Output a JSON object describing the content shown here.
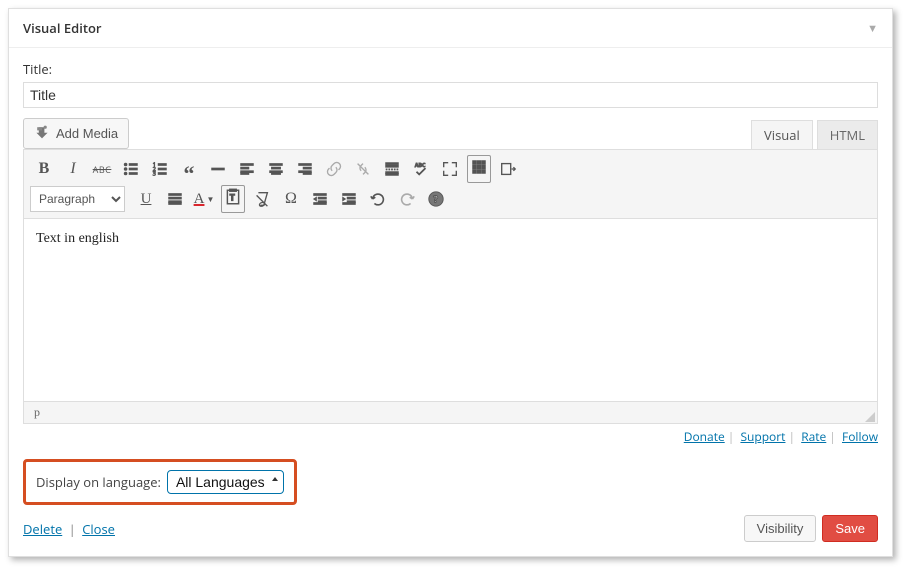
{
  "widget": {
    "title": "Visual Editor"
  },
  "field": {
    "title_label": "Title:",
    "title_value": "Title"
  },
  "media": {
    "add_label": "Add Media"
  },
  "tabs": {
    "visual": "Visual",
    "html": "HTML"
  },
  "toolbar": {
    "format_select": "Paragraph",
    "bold": "B",
    "italic": "I",
    "abc": "ABC",
    "underline": "U",
    "textcolor": "A"
  },
  "editor": {
    "content": "Text in english",
    "status_path": "p"
  },
  "footer": {
    "donate": "Donate",
    "support": "Support",
    "rate": "Rate",
    "follow": "Follow"
  },
  "language": {
    "label": "Display on language:",
    "selected": "All Languages"
  },
  "actions": {
    "delete": "Delete",
    "close": "Close",
    "visibility": "Visibility",
    "save": "Save"
  }
}
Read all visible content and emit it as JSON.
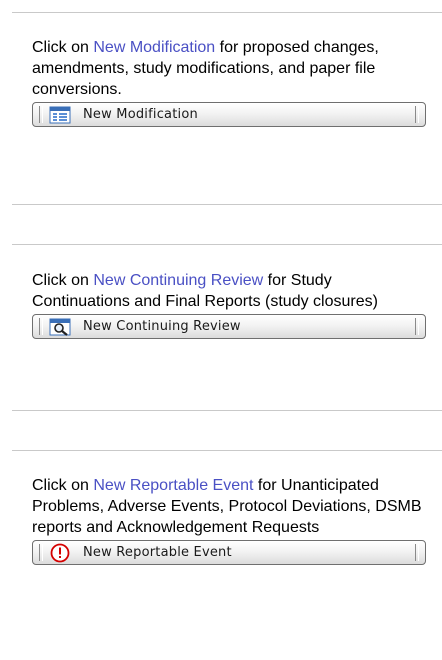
{
  "sections": [
    {
      "prefix": "Click on ",
      "link": "New Modification",
      "suffix": " for proposed changes, amendments, study modifications, and paper file conversions.",
      "button_label": "New Modification",
      "icon": "form-icon"
    },
    {
      "prefix": "Click on ",
      "link": "New Continuing Review",
      "suffix": " for Study Continuations and Final Reports (study closures)",
      "button_label": "New Continuing Review",
      "icon": "magnifier-icon"
    },
    {
      "prefix": "Click on ",
      "link": "New Reportable Event",
      "suffix": " for Unanticipated Problems, Adverse Events, Protocol Deviations, DSMB reports and Acknowledgement Requests",
      "button_label": "New Reportable Event",
      "icon": "alert-icon"
    }
  ],
  "colors": {
    "link": "#4a50c4",
    "divider": "#c9c9c9",
    "alert": "#d40000"
  }
}
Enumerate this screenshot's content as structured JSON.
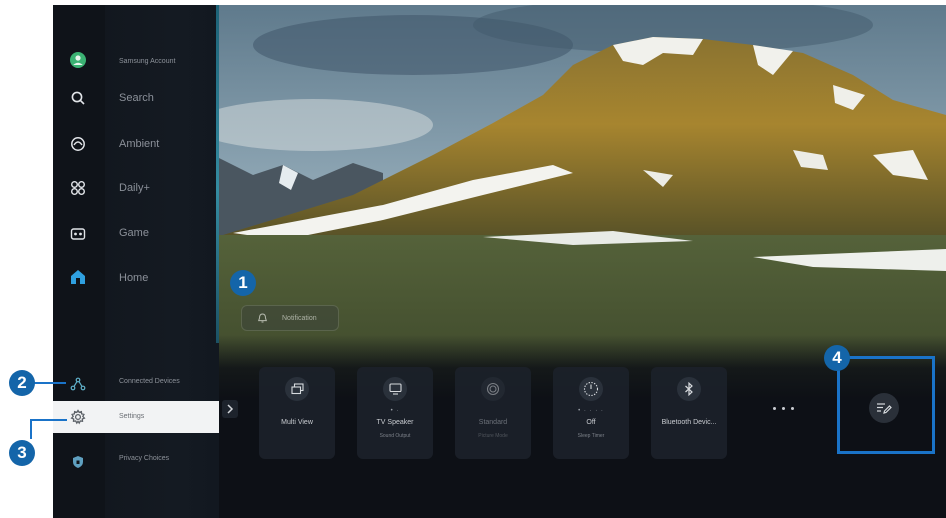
{
  "sidebar": {
    "items": [
      {
        "label": "Samsung Account",
        "icon": "account-avatar-icon"
      },
      {
        "label": "Search",
        "icon": "search-icon"
      },
      {
        "label": "Ambient",
        "icon": "ambient-icon"
      },
      {
        "label": "Daily+",
        "icon": "daily-plus-icon"
      },
      {
        "label": "Game",
        "icon": "game-icon"
      },
      {
        "label": "Home",
        "icon": "home-icon"
      }
    ],
    "bottom_items": [
      {
        "label": "Connected Devices",
        "icon": "connected-devices-icon"
      },
      {
        "label": "Settings",
        "icon": "settings-gear-icon"
      },
      {
        "label": "Privacy Choices",
        "icon": "privacy-shield-icon"
      }
    ]
  },
  "notification": {
    "label": "Notification",
    "icon": "bell-icon"
  },
  "quick_settings": [
    {
      "label": "Multi View",
      "sub": "",
      "dots": "",
      "icon": "multi-view-icon"
    },
    {
      "label": "TV Speaker",
      "sub": "Sound Output",
      "dots": "• ·",
      "icon": "tv-speaker-icon"
    },
    {
      "label": "Standard",
      "sub": "Picture Mode",
      "dots": "",
      "icon": "picture-mode-icon"
    },
    {
      "label": "Off",
      "sub": "Sleep Timer",
      "dots": "• · · · ·",
      "icon": "sleep-timer-icon"
    },
    {
      "label": "Bluetooth Devic...",
      "sub": "",
      "dots": "",
      "icon": "bluetooth-icon"
    }
  ],
  "callouts": [
    "1",
    "2",
    "3",
    "4"
  ],
  "colors": {
    "callout": "#1465a9",
    "highlight": "#1a73c8",
    "accent_edge": "#3aa0b8"
  }
}
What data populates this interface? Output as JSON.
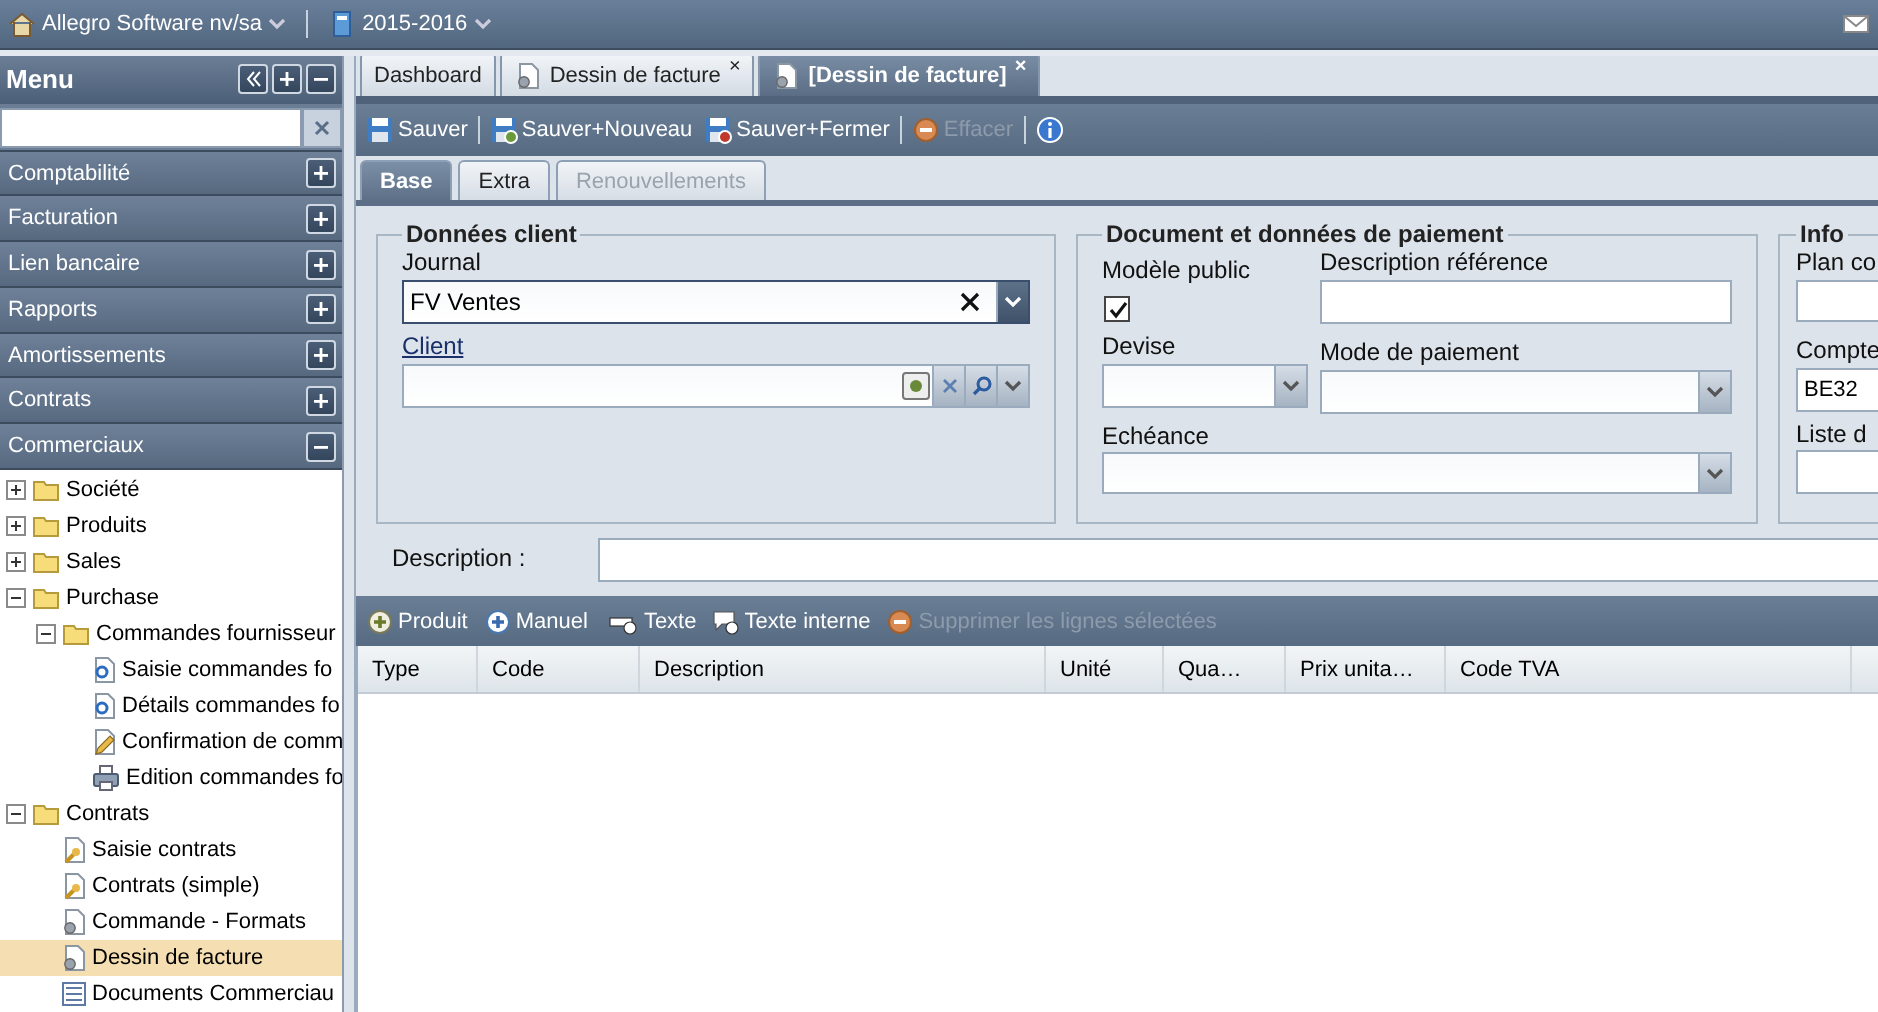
{
  "topbar": {
    "company": "Allegro Software nv/sa",
    "year": "2015-2016"
  },
  "menu": {
    "title": "Menu",
    "sections": [
      {
        "label": "Comptabilité",
        "expanded": false
      },
      {
        "label": "Facturation",
        "expanded": false
      },
      {
        "label": "Lien bancaire",
        "expanded": false
      },
      {
        "label": "Rapports",
        "expanded": false
      },
      {
        "label": "Amortissements",
        "expanded": false
      },
      {
        "label": "Contrats",
        "expanded": false
      },
      {
        "label": "Commerciaux",
        "expanded": true
      }
    ],
    "tree": [
      {
        "label": "Société",
        "kind": "folder",
        "expanded": false,
        "selected": false
      },
      {
        "label": "Produits",
        "kind": "folder",
        "expanded": false,
        "selected": false
      },
      {
        "label": "Sales",
        "kind": "folder",
        "expanded": false,
        "selected": false
      },
      {
        "label": "Purchase",
        "kind": "folder",
        "expanded": true,
        "selected": false,
        "children": [
          {
            "label": "Commandes fournisseur",
            "kind": "folder",
            "expanded": true,
            "selected": false,
            "children": [
              {
                "label": "Saisie commandes fo",
                "kind": "cdoc",
                "selected": false
              },
              {
                "label": "Détails commandes fo",
                "kind": "cdoc",
                "selected": false
              },
              {
                "label": "Confirmation de comm",
                "kind": "pencil",
                "selected": false
              },
              {
                "label": "Edition commandes fo",
                "kind": "printer",
                "selected": false
              }
            ]
          }
        ]
      },
      {
        "label": "Contrats",
        "kind": "folder",
        "expanded": true,
        "selected": false,
        "children": [
          {
            "label": "Saisie contrats",
            "kind": "keydoc",
            "selected": false
          },
          {
            "label": "Contrats (simple)",
            "kind": "keydoc",
            "selected": false
          },
          {
            "label": "Commande - Formats",
            "kind": "geardoc",
            "selected": false
          },
          {
            "label": "Dessin de facture",
            "kind": "geardoc",
            "selected": true
          },
          {
            "label": "Documents Commerciau",
            "kind": "listdoc",
            "selected": false
          }
        ]
      }
    ]
  },
  "tabs": [
    {
      "label": "Dashboard",
      "kind": "plain",
      "selected": false
    },
    {
      "label": "Dessin de facture",
      "kind": "doc",
      "selected": false,
      "close": "×"
    },
    {
      "label": "[Dessin de facture]",
      "kind": "doc",
      "selected": true,
      "close": "×"
    }
  ],
  "toolbar": [
    {
      "label": "Sauver",
      "kind": "save",
      "disabled": false
    },
    {
      "label": "Sauver+Nouveau",
      "kind": "savenew",
      "disabled": false
    },
    {
      "label": "Sauver+Fermer",
      "kind": "saveclose",
      "disabled": false
    },
    {
      "label": "Effacer",
      "kind": "delete",
      "disabled": true
    },
    {
      "kind": "info"
    }
  ],
  "subtabs": [
    {
      "label": "Base",
      "selected": true,
      "disabled": false
    },
    {
      "label": "Extra",
      "selected": false,
      "disabled": false
    },
    {
      "label": "Renouvellements",
      "selected": false,
      "disabled": true
    }
  ],
  "client": {
    "title": "Données client",
    "journal_label": "Journal",
    "journal_value": "FV Ventes",
    "client_label": "Client"
  },
  "document": {
    "title": "Document et données de paiement",
    "public_label": "Modèle public",
    "public_checked": true,
    "ref_label": "Description référence",
    "currency_label": "Devise",
    "payment_label": "Mode de paiement",
    "due_label": "Echéance"
  },
  "info": {
    "title": "Info",
    "plan_label": "Plan co",
    "account_label": "Compte",
    "account_value": "BE32",
    "list_label": "Liste d"
  },
  "description_label": "Description :",
  "lines_toolbar": [
    {
      "label": "Produit",
      "kind": "plus",
      "disabled": false
    },
    {
      "label": "Manuel",
      "kind": "plusblue",
      "disabled": false
    },
    {
      "label": "Texte",
      "kind": "text",
      "disabled": false
    },
    {
      "label": "Texte interne",
      "kind": "note",
      "disabled": false
    },
    {
      "label": "Supprimer les lignes sélectées",
      "kind": "delete",
      "disabled": true
    }
  ],
  "columns": [
    {
      "label": "Type"
    },
    {
      "label": "Code"
    },
    {
      "label": "Description"
    },
    {
      "label": "Unité"
    },
    {
      "label": "Qua…"
    },
    {
      "label": "Prix unita…"
    },
    {
      "label": "Code TVA"
    }
  ]
}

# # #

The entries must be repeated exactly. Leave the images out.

Output a JSON object describing the content shown here.
{
  "widget": {
    "title": "Visual Editor"
  },
  "field": {
    "title_label": "Title:",
    "title_value": "Title"
  },
  "media": {
    "add_label": "Add Media"
  },
  "tabs": {
    "visual": "Visual",
    "html": "HTML"
  },
  "toolbar": {
    "format_select": "Paragraph",
    "bold": "B",
    "italic": "I",
    "abc": "ABC",
    "underline": "U",
    "textcolor": "A"
  },
  "editor": {
    "content": "Text in english",
    "status_path": "p"
  },
  "footer": {
    "donate": "Donate",
    "support": "Support",
    "rate": "Rate",
    "follow": "Follow"
  },
  "language": {
    "label": "Display on language:",
    "selected": "All Languages"
  },
  "actions": {
    "delete": "Delete",
    "close": "Close",
    "visibility": "Visibility",
    "save": "Save"
  }
}
Read all visible content and emit it as JSON.
{
  "sections": [
    {
      "prefix": "Click on ",
      "link": "New Modification",
      "suffix": " for proposed changes, amendments, study modifications, and paper file conversions.",
      "button_label": "New Modification",
      "icon": "form-icon"
    },
    {
      "prefix": "Click on ",
      "link": "New Continuing Review",
      "suffix": " for Study Continuations and Final Reports (study closures)",
      "button_label": "New Continuing Review",
      "icon": "magnifier-icon"
    },
    {
      "prefix": "Click on ",
      "link": "New Reportable Event",
      "suffix": " for Unanticipated Problems, Adverse Events, Protocol Deviations, DSMB reports and Acknowledgement Requests",
      "button_label": "New Reportable Event",
      "icon": "alert-icon"
    }
  ],
  "colors": {
    "link": "#4a50c4",
    "divider": "#c9c9c9",
    "alert": "#d40000"
  }
}
Enumerate this screenshot's content as structured JSON.
{
  "sidebar": {
    "items": [
      {
        "label": "Samsung Account",
        "icon": "account-avatar-icon"
      },
      {
        "label": "Search",
        "icon": "search-icon"
      },
      {
        "label": "Ambient",
        "icon": "ambient-icon"
      },
      {
        "label": "Daily+",
        "icon": "daily-plus-icon"
      },
      {
        "label": "Game",
        "icon": "game-icon"
      },
      {
        "label": "Home",
        "icon": "home-icon"
      }
    ],
    "bottom_items": [
      {
        "label": "Connected Devices",
        "icon": "connected-devices-icon"
      },
      {
        "label": "Settings",
        "icon": "settings-gear-icon"
      },
      {
        "label": "Privacy Choices",
        "icon": "privacy-shield-icon"
      }
    ]
  },
  "notification": {
    "label": "Notification",
    "icon": "bell-icon"
  },
  "quick_settings": [
    {
      "label": "Multi View",
      "sub": "",
      "dots": "",
      "icon": "multi-view-icon"
    },
    {
      "label": "TV Speaker",
      "sub": "Sound Output",
      "dots": "• ·",
      "icon": "tv-speaker-icon"
    },
    {
      "label": "Standard",
      "sub": "Picture Mode",
      "dots": "",
      "icon": "picture-mode-icon"
    },
    {
      "label": "Off",
      "sub": "Sleep Timer",
      "dots": "• · · · ·",
      "icon": "sleep-timer-icon"
    },
    {
      "label": "Bluetooth Devic...",
      "sub": "",
      "dots": "",
      "icon": "bluetooth-icon"
    }
  ],
  "callouts": [
    "1",
    "2",
    "3",
    "4"
  ],
  "colors": {
    "callout": "#1465a9",
    "highlight": "#1a73c8",
    "accent_edge": "#3aa0b8"
  }
}
What data populates this interface? Output as JSON.
{
  "topbar": {
    "company": "Allegro Software nv/sa",
    "year": "2015-2016"
  },
  "menu": {
    "title": "Menu",
    "sections": [
      {
        "label": "Comptabilité",
        "expanded": false
      },
      {
        "label": "Facturation",
        "expanded": false
      },
      {
        "label": "Lien bancaire",
        "expanded": false
      },
      {
        "label": "Rapports",
        "expanded": false
      },
      {
        "label": "Amortissements",
        "expanded": false
      },
      {
        "label": "Contrats",
        "expanded": false
      },
      {
        "label": "Commerciaux",
        "expanded": true
      }
    ],
    "tree": [
      {
        "label": "Société",
        "kind": "folder",
        "expanded": false,
        "selected": false
      },
      {
        "label": "Produits",
        "kind": "folder",
        "expanded": false,
        "selected": false
      },
      {
        "label": "Sales",
        "kind": "folder",
        "expanded": false,
        "selected": false
      },
      {
        "label": "Purchase",
        "kind": "folder",
        "expanded": true,
        "selected": false,
        "children": [
          {
            "label": "Commandes fournisseur",
            "kind": "folder",
            "expanded": true,
            "selected": false,
            "children": [
              {
                "label": "Saisie commandes fo",
                "kind": "cdoc",
                "selected": false
              },
              {
                "label": "Détails commandes fo",
                "kind": "cdoc",
                "selected": false
              },
              {
                "label": "Confirmation de comm",
                "kind": "pencil",
                "selected": false
              },
              {
                "label": "Edition commandes fo",
                "kind": "printer",
                "selected": false
              }
            ]
          }
        ]
      },
      {
        "label": "Contrats",
        "kind": "folder",
        "expanded": true,
        "selected": false,
        "children": [
          {
            "label": "Saisie contrats",
            "kind": "keydoc",
            "selected": false
          },
          {
            "label": "Contrats (simple)",
            "kind": "keydoc",
            "selected": false
          },
          {
            "label": "Commande - Formats",
            "kind": "geardoc",
            "selected": false
          },
          {
            "label": "Dessin de facture",
            "kind": "geardoc",
            "selected": true
          },
          {
            "label": "Documents Commerciau",
            "kind": "listdoc",
            "selected": false
          }
        ]
      }
    ]
  },
  "tabs": [
    {
      "label": "Dashboard",
      "kind": "plain",
      "selected": false
    },
    {
      "label": "Dessin de facture",
      "kind": "doc",
      "selected": false,
      "close": "×"
    },
    {
      "label": "[Dessin de facture]",
      "kind": "doc",
      "selected": true,
      "close": "×"
    }
  ],
  "toolbar": [
    {
      "label": "Sauver",
      "kind": "save",
      "disabled": false
    },
    {
      "label": "Sauver+Nouveau",
      "kind": "savenew",
      "disabled": false
    },
    {
      "label": "Sauver+Fermer",
      "kind": "saveclose",
      "disabled": false
    },
    {
      "label": "Effacer",
      "kind": "delete",
      "disabled": true
    },
    {
      "kind": "info"
    }
  ],
  "subtabs": [
    {
      "label": "Base",
      "selected": true,
      "disabled": false
    },
    {
      "label": "Extra",
      "selected": false,
      "disabled": false
    },
    {
      "label": "Renouvellements",
      "selected": false,
      "disabled": true
    }
  ],
  "client": {
    "title": "Données client",
    "journal_label": "Journal",
    "journal_value": "FV Ventes",
    "client_label": "Client"
  },
  "document": {
    "title": "Document et données de paiement",
    "public_label": "Modèle public",
    "public_checked": true,
    "ref_label": "Description référence",
    "currency_label": "Devise",
    "payment_label": "Mode de paiement",
    "due_label": "Echéance"
  },
  "info": {
    "title": "Info",
    "plan_label": "Plan co",
    "account_label": "Compte",
    "account_value": "BE32",
    "list_label": "Liste d"
  },
  "description_label": "Description :",
  "lines_toolbar": [
    {
      "label": "Produit",
      "kind": "plus",
      "disabled": false
    },
    {
      "label": "Manuel",
      "kind": "plusblue",
      "disabled": false
    },
    {
      "label": "Texte",
      "kind": "text",
      "disabled": false
    },
    {
      "label": "Texte interne",
      "kind": "note",
      "disabled": false
    },
    {
      "label": "Supprimer les lignes sélectées",
      "kind": "delete",
      "disabled": true
    }
  ],
  "columns": [
    {
      "label": "Type"
    },
    {
      "label": "Code"
    },
    {
      "label": "Description"
    },
    {
      "label": "Unité"
    },
    {
      "label": "Qua…"
    },
    {
      "label": "Prix unita…"
    },
    {
      "label": "Code TVA"
    }
  ]
}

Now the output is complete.